WORK TASK:
Pictures must not appear in the copy. Reproduce exactly, and only, the lines from the one with "Output a JSON" through the end of the data below.

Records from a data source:
● ● ●

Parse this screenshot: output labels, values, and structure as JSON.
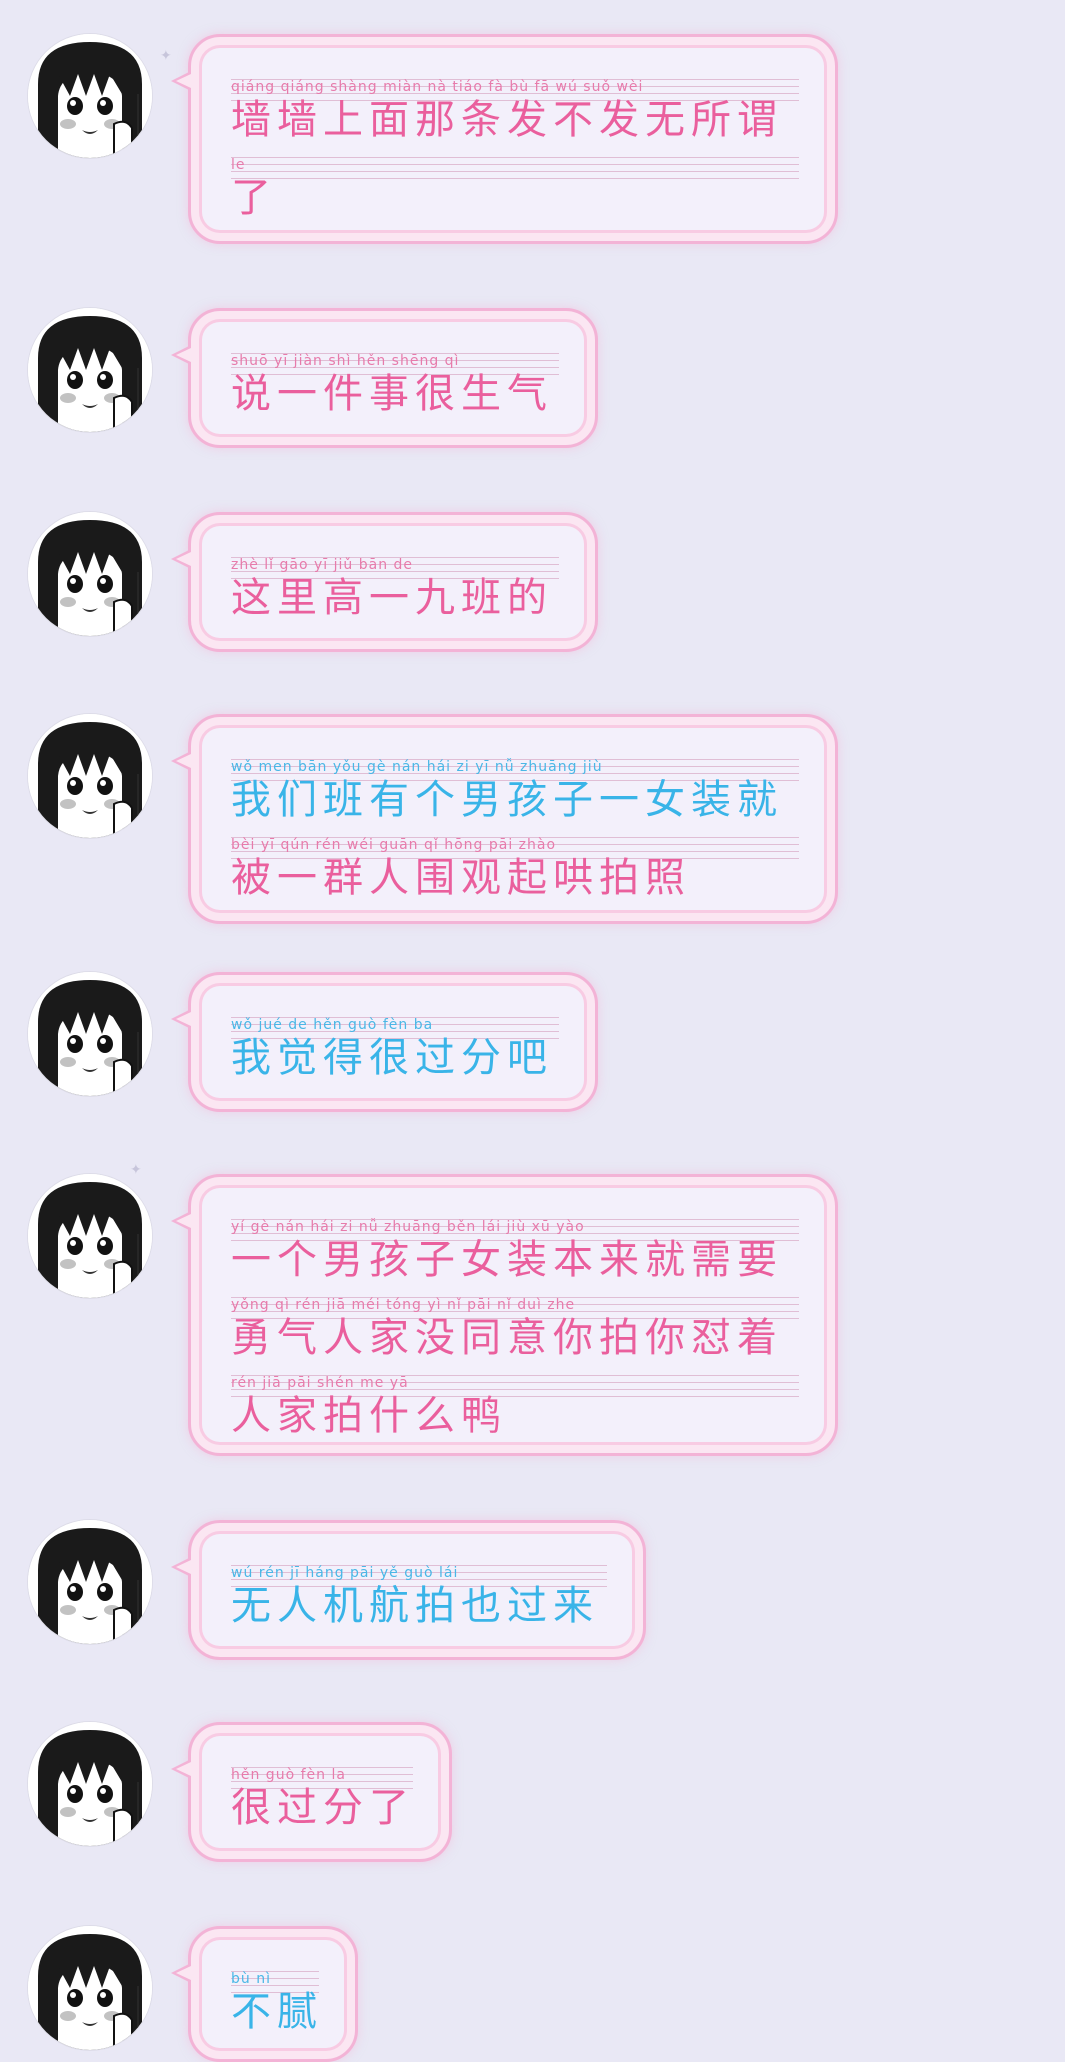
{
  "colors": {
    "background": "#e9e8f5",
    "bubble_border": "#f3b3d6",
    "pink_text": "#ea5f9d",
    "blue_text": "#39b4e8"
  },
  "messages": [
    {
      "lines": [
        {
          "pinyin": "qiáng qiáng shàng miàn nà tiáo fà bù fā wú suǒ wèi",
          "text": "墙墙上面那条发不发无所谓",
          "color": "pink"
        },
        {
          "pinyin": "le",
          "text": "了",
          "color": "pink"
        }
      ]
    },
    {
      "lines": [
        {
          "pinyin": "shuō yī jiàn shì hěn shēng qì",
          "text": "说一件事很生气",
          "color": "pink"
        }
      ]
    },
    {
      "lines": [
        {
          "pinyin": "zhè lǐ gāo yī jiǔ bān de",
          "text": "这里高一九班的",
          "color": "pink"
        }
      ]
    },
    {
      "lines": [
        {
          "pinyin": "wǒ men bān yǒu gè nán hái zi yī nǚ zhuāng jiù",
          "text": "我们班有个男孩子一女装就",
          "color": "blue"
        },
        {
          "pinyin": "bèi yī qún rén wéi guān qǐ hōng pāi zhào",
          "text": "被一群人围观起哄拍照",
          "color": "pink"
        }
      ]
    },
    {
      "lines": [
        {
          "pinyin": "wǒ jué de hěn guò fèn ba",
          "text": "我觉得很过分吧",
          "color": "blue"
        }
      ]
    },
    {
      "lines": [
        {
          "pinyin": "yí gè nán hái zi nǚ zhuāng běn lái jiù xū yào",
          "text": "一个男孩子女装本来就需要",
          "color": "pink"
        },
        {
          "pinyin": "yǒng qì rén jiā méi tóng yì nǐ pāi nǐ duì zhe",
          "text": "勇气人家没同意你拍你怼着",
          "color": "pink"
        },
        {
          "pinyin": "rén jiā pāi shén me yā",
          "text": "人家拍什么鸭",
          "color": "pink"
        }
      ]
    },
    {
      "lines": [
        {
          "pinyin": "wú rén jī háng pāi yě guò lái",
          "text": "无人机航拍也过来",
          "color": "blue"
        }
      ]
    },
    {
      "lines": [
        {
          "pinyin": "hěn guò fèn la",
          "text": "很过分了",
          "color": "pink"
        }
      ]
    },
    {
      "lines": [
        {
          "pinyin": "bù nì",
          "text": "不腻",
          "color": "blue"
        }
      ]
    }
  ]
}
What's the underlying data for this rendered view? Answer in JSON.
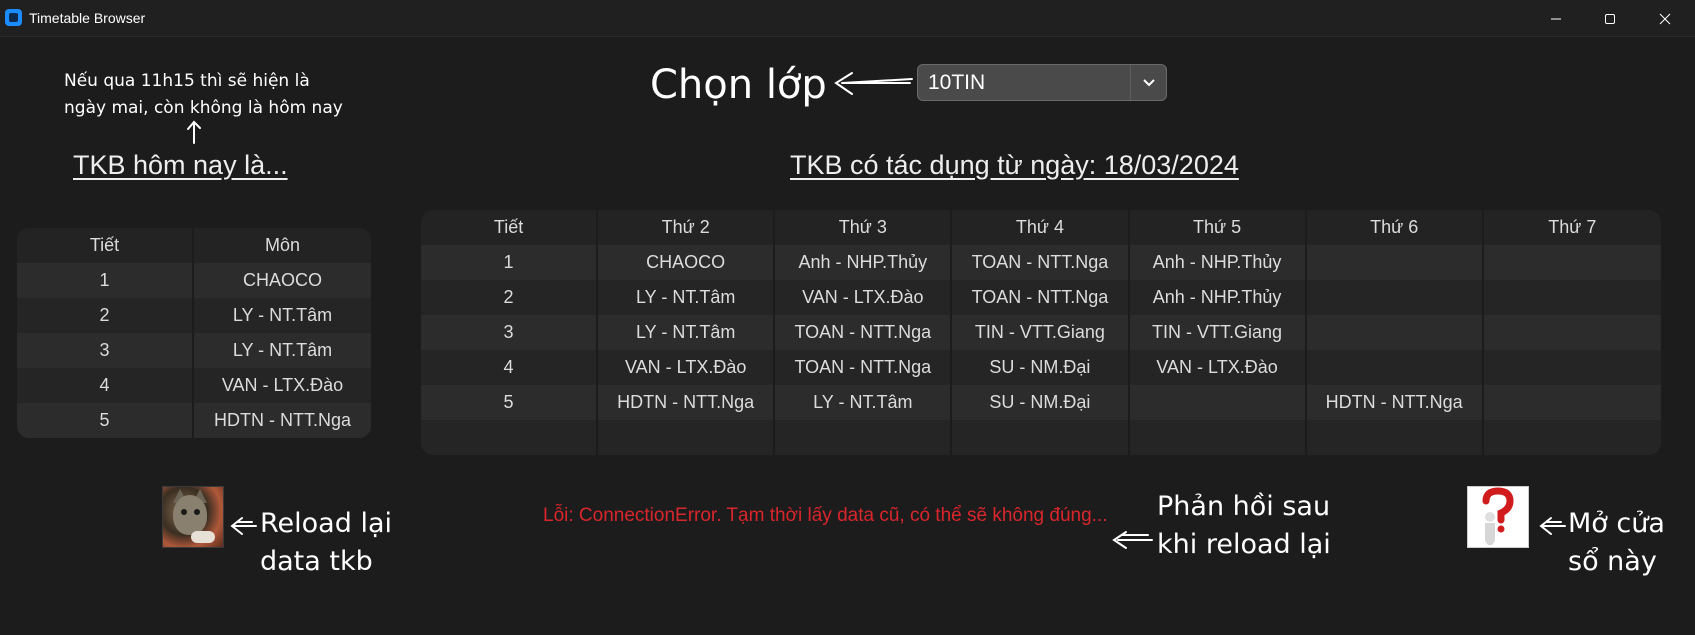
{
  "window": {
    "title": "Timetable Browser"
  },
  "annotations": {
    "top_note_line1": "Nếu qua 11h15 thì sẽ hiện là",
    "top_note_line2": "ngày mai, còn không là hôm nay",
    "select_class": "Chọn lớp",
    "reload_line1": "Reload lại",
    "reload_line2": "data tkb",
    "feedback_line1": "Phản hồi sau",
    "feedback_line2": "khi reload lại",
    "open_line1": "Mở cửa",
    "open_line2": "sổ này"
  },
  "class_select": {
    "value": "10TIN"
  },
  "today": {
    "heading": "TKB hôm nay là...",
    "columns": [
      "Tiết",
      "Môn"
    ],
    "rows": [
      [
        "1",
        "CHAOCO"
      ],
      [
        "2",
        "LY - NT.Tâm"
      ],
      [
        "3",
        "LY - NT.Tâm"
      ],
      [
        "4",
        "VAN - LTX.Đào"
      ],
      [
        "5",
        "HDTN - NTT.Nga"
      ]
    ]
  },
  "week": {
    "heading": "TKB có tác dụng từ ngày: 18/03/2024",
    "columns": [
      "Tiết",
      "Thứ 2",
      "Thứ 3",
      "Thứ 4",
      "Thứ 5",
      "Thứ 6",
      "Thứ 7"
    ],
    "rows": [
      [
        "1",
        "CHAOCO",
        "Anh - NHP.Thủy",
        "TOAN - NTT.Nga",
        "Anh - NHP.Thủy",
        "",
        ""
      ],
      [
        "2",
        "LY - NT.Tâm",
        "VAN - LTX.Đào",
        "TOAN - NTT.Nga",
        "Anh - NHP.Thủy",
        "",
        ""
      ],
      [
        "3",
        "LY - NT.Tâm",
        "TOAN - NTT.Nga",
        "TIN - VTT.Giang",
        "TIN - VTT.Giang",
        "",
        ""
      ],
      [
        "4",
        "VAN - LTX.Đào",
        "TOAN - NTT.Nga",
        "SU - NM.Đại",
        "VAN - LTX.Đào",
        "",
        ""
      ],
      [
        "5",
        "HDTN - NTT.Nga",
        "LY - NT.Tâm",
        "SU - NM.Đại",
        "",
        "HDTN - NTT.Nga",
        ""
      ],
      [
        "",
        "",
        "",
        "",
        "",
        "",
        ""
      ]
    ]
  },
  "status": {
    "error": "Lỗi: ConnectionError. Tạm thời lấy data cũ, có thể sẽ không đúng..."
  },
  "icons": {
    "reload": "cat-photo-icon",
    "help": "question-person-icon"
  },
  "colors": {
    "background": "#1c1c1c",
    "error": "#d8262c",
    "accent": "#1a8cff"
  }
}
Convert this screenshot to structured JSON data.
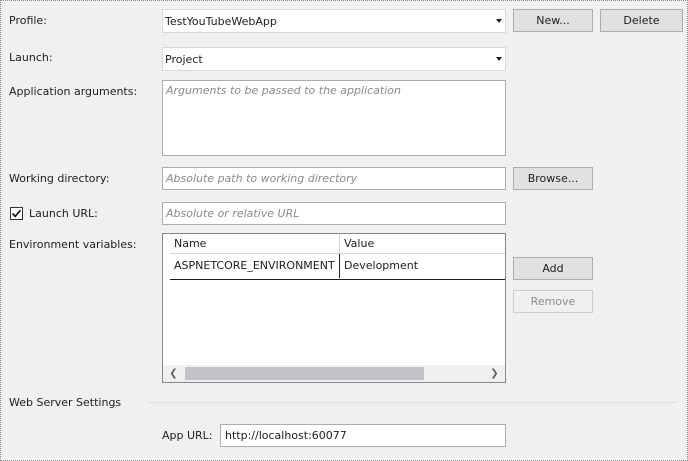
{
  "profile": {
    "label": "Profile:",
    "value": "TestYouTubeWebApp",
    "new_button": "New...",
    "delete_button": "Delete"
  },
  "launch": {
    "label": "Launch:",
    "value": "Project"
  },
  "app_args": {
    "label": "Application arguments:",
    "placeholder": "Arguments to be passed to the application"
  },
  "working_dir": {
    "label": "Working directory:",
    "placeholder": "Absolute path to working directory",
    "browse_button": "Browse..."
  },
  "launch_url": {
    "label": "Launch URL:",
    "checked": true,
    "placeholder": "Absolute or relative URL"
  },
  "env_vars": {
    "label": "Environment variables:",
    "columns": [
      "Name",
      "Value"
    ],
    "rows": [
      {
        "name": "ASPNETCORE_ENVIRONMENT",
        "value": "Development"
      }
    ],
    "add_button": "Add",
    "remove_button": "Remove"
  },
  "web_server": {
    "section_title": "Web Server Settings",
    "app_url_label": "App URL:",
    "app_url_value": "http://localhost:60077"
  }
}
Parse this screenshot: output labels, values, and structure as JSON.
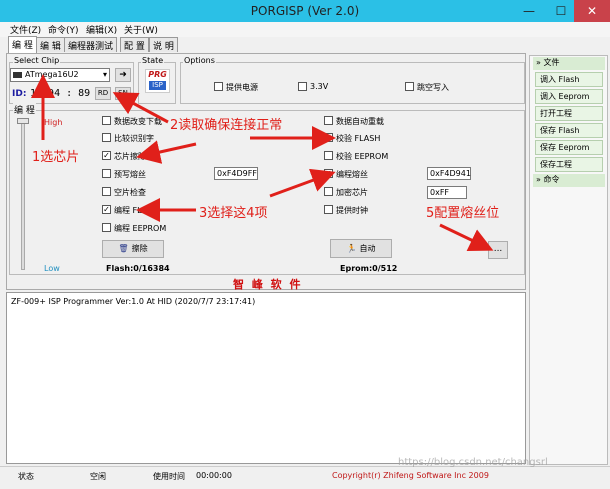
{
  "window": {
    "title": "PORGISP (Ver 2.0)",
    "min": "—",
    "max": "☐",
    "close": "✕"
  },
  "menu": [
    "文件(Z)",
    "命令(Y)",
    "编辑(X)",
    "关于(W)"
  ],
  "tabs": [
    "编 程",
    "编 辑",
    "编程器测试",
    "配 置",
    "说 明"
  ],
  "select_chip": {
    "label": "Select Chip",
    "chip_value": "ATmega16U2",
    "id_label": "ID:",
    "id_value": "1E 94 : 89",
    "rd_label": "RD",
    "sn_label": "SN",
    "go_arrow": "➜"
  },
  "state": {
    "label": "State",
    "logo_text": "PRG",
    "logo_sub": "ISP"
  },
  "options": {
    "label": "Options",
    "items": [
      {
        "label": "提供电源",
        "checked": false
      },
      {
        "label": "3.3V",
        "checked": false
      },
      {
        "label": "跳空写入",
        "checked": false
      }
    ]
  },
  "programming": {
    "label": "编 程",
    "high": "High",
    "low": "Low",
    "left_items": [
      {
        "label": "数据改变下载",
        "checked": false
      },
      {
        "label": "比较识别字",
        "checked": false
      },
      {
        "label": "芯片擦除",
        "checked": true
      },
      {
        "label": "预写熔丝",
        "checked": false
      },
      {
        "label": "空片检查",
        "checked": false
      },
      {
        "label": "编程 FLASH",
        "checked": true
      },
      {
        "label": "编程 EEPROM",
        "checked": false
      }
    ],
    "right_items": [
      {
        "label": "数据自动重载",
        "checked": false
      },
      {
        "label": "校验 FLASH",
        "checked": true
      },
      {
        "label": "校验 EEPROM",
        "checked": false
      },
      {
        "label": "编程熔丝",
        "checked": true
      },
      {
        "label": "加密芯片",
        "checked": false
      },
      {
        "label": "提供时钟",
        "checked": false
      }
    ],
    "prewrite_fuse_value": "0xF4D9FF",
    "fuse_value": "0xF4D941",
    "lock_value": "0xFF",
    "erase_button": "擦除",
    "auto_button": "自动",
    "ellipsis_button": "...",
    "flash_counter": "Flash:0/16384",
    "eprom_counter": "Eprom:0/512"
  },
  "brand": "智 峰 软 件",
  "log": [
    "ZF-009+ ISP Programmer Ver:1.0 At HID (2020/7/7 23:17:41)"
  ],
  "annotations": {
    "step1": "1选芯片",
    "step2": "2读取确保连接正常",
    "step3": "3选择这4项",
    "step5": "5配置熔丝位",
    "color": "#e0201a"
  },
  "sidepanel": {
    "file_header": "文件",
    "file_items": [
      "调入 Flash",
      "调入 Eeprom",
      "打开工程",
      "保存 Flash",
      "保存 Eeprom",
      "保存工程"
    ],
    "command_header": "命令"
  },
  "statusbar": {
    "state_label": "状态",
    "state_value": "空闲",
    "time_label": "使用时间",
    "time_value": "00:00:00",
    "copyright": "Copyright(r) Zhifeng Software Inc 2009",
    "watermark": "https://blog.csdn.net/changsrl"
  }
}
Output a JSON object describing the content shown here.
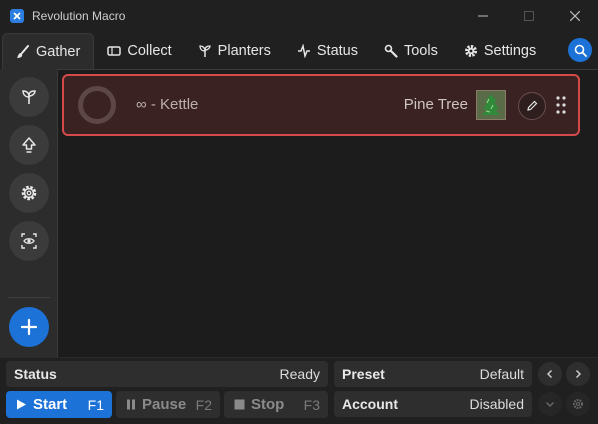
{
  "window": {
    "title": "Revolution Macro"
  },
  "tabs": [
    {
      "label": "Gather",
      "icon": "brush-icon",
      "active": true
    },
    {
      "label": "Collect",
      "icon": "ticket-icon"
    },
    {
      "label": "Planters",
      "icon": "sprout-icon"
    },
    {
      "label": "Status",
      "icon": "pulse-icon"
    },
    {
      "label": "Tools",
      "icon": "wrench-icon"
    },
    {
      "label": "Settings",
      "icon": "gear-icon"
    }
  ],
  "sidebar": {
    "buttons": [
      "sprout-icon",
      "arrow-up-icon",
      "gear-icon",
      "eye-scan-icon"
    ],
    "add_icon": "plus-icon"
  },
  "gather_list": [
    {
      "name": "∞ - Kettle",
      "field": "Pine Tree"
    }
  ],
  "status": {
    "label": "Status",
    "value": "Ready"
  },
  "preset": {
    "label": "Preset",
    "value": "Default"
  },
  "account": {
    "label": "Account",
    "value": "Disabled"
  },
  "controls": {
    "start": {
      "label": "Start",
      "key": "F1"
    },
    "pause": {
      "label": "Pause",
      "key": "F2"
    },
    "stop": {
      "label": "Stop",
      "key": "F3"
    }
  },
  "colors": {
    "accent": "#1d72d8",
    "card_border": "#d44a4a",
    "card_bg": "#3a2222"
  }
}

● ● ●

SOLUTION TO THE PROBLEM:
Output a JSON object describing the content shown here.
{
  "window": {
    "title": "Revolution Macro"
  },
  "tabs": [
    {
      "label": "Gather",
      "icon": "brush-icon",
      "active": true
    },
    {
      "label": "Collect",
      "icon": "ticket-icon"
    },
    {
      "label": "Planters",
      "icon": "sprout-icon"
    },
    {
      "label": "Status",
      "icon": "pulse-icon"
    },
    {
      "label": "Tools",
      "icon": "wrench-icon"
    },
    {
      "label": "Settings",
      "icon": "gear-icon"
    }
  ],
  "sidebar": {
    "buttons": [
      "sprout-icon",
      "arrow-up-icon",
      "gear-icon",
      "eye-scan-icon"
    ],
    "add_icon": "plus-icon"
  },
  "gather_list": [
    {
      "name": "∞ - Kettle",
      "field": "Pine Tree"
    }
  ],
  "status": {
    "label": "Status",
    "value": "Ready"
  },
  "preset": {
    "label": "Preset",
    "value": "Default"
  },
  "account": {
    "label": "Account",
    "value": "Disabled"
  },
  "controls": {
    "start": {
      "label": "Start",
      "key": "F1"
    },
    "pause": {
      "label": "Pause",
      "key": "F2"
    },
    "stop": {
      "label": "Stop",
      "key": "F3"
    }
  },
  "colors": {
    "accent": "#1d72d8",
    "card_border": "#d44a4a",
    "card_bg": "#3a2222"
  }
}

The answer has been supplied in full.